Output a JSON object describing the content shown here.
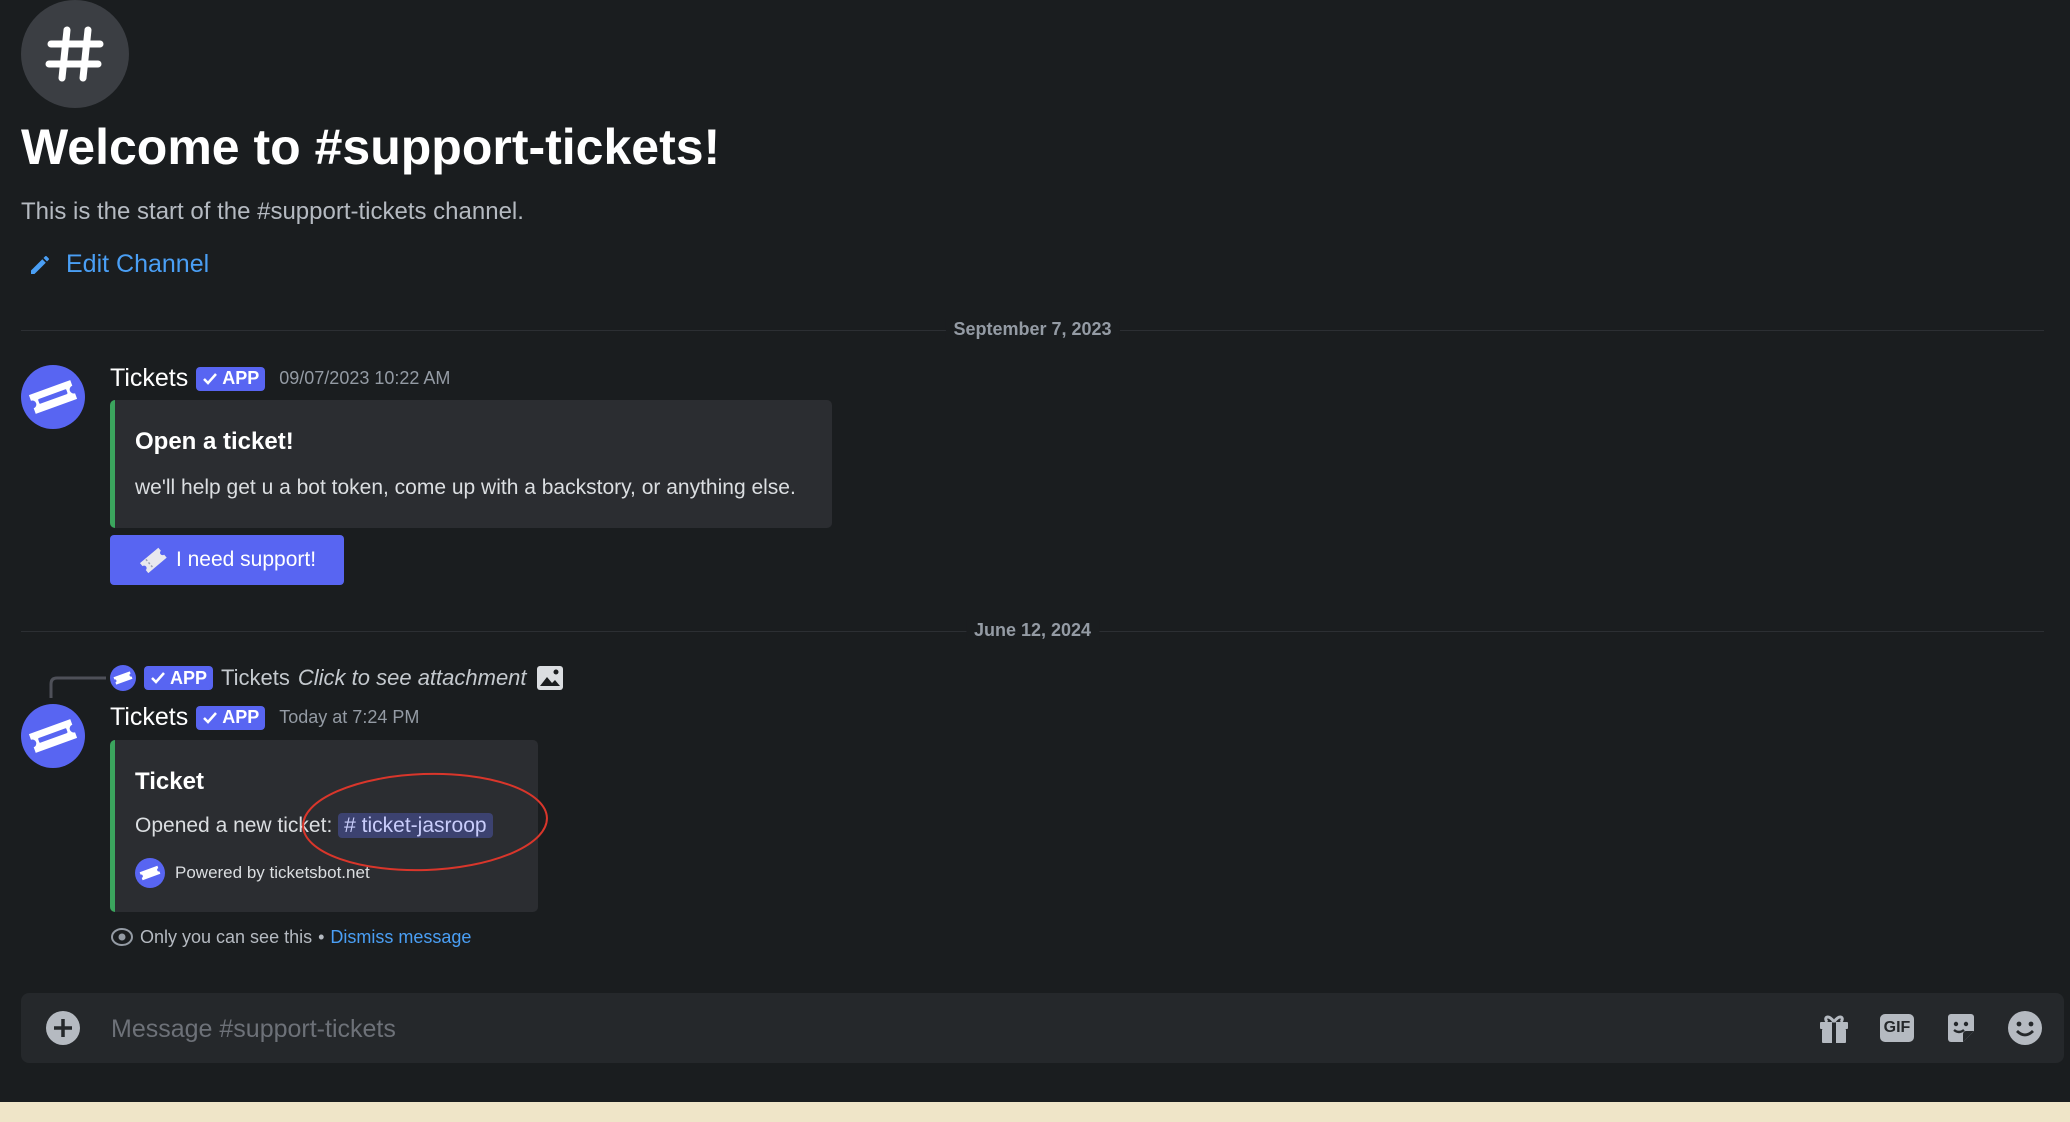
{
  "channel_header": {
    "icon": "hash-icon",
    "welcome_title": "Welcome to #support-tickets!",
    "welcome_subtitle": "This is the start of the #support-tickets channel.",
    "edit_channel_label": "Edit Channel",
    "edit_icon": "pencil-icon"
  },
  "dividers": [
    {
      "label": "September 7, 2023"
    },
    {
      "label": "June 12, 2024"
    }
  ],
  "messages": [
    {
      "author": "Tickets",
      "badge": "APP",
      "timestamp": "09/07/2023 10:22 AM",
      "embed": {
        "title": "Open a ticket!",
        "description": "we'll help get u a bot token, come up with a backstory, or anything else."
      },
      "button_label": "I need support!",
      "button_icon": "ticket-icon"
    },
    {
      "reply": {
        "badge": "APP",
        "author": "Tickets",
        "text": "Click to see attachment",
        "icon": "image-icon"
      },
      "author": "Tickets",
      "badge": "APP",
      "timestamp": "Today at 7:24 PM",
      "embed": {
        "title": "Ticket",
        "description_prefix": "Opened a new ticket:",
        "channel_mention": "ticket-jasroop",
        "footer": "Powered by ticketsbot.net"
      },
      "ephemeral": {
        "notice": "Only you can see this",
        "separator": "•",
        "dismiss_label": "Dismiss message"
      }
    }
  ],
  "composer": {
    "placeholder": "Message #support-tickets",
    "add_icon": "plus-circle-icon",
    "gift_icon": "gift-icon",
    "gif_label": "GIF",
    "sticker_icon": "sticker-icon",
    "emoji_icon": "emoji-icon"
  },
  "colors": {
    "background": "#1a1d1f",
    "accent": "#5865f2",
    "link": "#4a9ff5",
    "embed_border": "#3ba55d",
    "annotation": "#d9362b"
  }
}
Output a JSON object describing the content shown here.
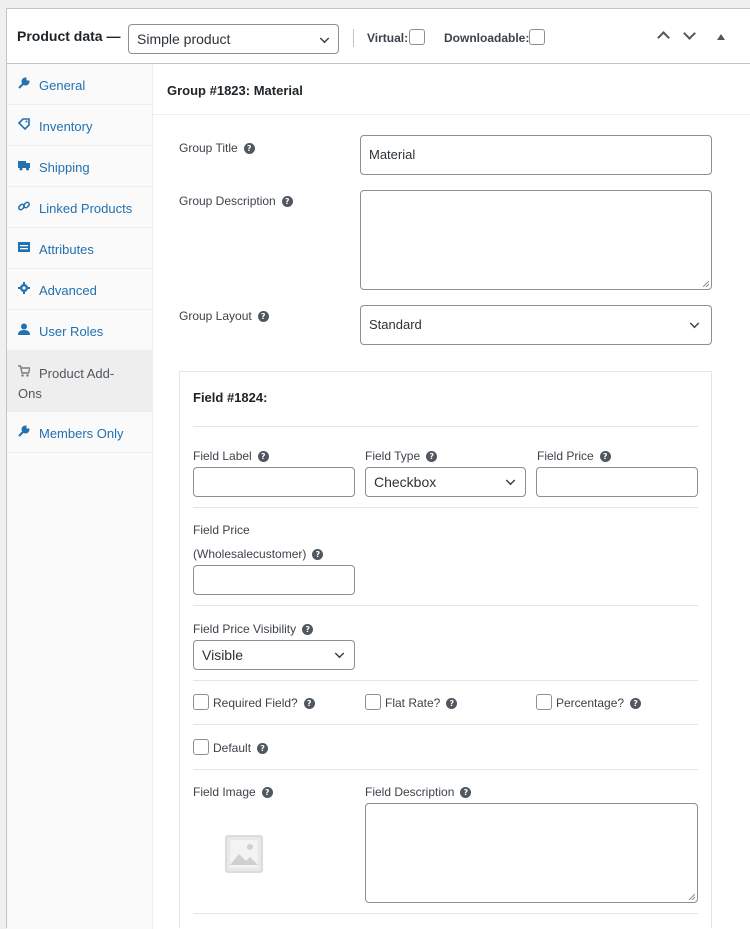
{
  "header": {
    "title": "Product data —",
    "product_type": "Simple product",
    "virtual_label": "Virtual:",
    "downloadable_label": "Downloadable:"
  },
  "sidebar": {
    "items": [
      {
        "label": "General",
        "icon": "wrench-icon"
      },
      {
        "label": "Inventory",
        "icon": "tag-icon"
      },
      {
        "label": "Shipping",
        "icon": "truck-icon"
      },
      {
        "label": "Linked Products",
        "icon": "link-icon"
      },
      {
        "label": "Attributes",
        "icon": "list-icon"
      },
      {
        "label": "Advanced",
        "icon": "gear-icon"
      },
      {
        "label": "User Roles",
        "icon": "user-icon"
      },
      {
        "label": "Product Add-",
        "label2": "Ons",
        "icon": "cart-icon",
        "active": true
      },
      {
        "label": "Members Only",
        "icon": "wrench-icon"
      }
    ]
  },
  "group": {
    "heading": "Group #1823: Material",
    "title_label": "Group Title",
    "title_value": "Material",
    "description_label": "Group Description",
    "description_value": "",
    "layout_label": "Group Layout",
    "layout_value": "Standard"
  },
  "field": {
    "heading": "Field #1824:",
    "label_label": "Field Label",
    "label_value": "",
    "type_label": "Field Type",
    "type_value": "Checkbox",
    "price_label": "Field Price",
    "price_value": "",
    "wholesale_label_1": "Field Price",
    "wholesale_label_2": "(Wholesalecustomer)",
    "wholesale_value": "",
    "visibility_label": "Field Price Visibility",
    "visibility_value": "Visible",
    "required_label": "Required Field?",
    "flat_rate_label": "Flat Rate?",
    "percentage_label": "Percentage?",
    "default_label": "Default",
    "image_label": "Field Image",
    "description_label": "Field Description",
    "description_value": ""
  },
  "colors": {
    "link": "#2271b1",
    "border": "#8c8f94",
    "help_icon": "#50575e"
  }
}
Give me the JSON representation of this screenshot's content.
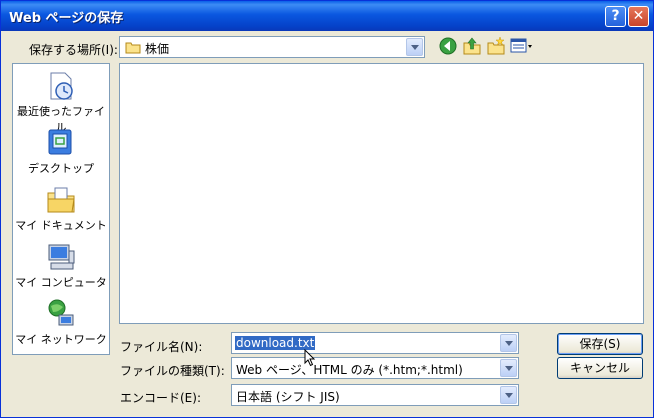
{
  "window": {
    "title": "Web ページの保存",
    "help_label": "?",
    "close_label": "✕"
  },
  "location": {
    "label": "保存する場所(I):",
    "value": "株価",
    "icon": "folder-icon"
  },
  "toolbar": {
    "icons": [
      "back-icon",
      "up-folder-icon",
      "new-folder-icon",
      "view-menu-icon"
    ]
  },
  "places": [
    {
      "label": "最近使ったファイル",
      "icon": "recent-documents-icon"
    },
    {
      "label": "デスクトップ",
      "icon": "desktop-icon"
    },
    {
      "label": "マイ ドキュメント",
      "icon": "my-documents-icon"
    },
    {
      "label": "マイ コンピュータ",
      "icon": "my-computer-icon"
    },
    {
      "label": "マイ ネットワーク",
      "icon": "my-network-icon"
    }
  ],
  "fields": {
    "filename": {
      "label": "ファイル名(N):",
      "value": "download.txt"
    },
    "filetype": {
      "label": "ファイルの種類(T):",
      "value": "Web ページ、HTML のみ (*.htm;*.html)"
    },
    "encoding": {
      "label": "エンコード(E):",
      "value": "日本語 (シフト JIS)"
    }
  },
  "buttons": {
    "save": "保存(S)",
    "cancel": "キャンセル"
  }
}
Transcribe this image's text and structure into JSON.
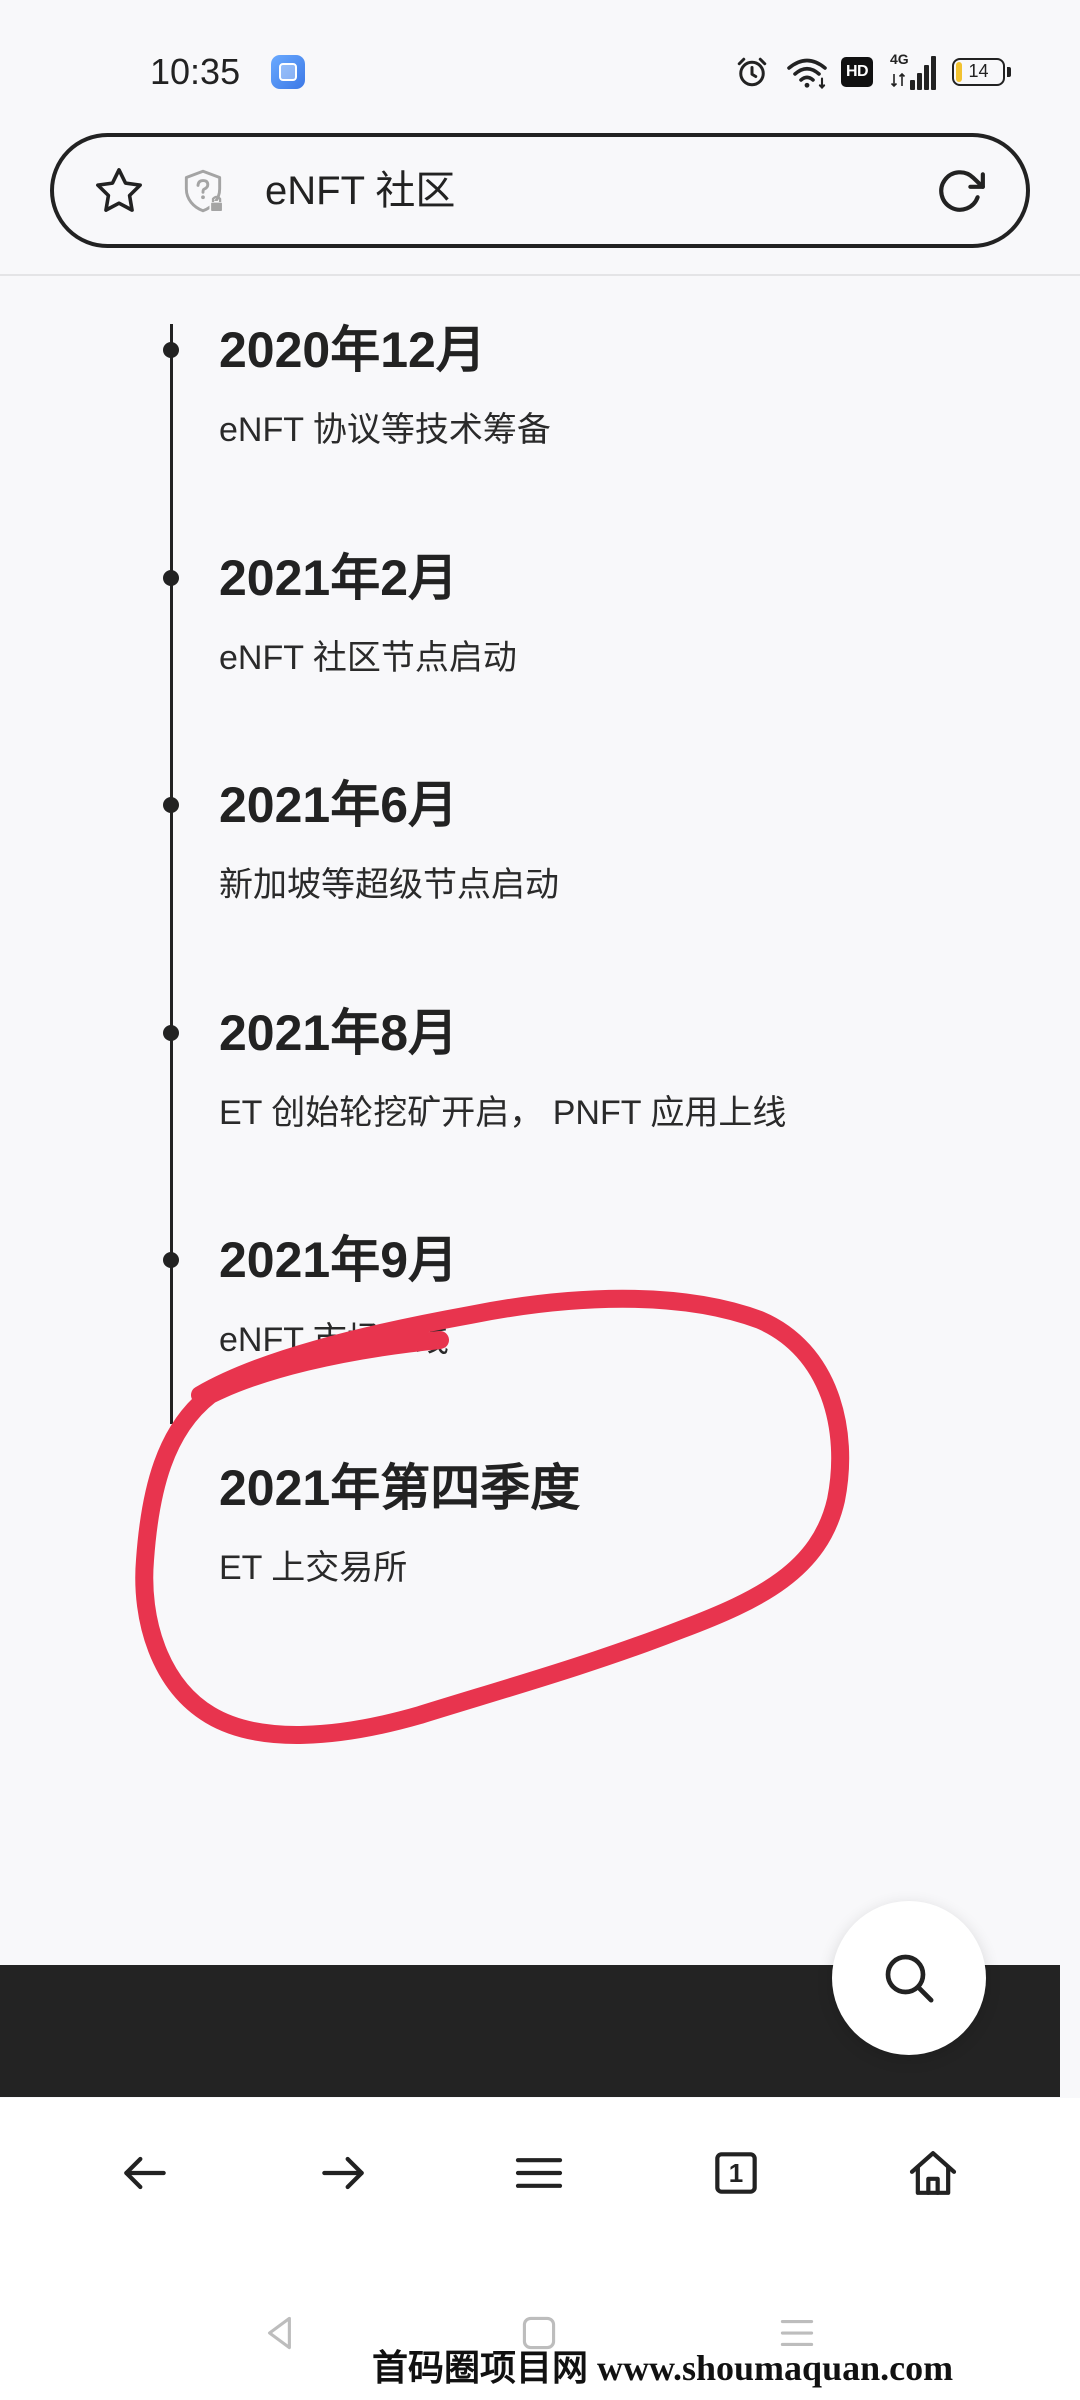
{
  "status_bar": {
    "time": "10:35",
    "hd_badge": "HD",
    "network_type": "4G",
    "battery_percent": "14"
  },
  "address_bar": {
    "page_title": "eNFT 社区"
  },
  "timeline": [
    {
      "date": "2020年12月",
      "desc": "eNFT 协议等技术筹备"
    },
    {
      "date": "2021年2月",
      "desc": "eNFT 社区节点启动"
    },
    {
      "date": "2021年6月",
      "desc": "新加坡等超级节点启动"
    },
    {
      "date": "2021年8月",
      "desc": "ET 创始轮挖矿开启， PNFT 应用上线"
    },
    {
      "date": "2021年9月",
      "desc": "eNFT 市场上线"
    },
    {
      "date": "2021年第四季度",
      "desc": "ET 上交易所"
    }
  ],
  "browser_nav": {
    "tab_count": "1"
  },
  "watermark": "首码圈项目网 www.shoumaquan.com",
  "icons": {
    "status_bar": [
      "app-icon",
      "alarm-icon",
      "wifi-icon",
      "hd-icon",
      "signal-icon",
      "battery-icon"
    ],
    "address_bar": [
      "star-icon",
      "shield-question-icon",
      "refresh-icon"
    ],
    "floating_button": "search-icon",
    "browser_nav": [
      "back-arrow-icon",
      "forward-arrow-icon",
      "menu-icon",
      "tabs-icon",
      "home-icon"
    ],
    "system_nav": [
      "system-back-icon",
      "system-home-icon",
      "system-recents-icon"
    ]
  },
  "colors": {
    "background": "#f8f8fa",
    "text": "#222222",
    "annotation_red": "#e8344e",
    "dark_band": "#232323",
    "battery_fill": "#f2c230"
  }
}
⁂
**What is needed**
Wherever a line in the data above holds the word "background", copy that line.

**Response**
    "background": "#1a1d1f",
    "background": "#f8f8fa",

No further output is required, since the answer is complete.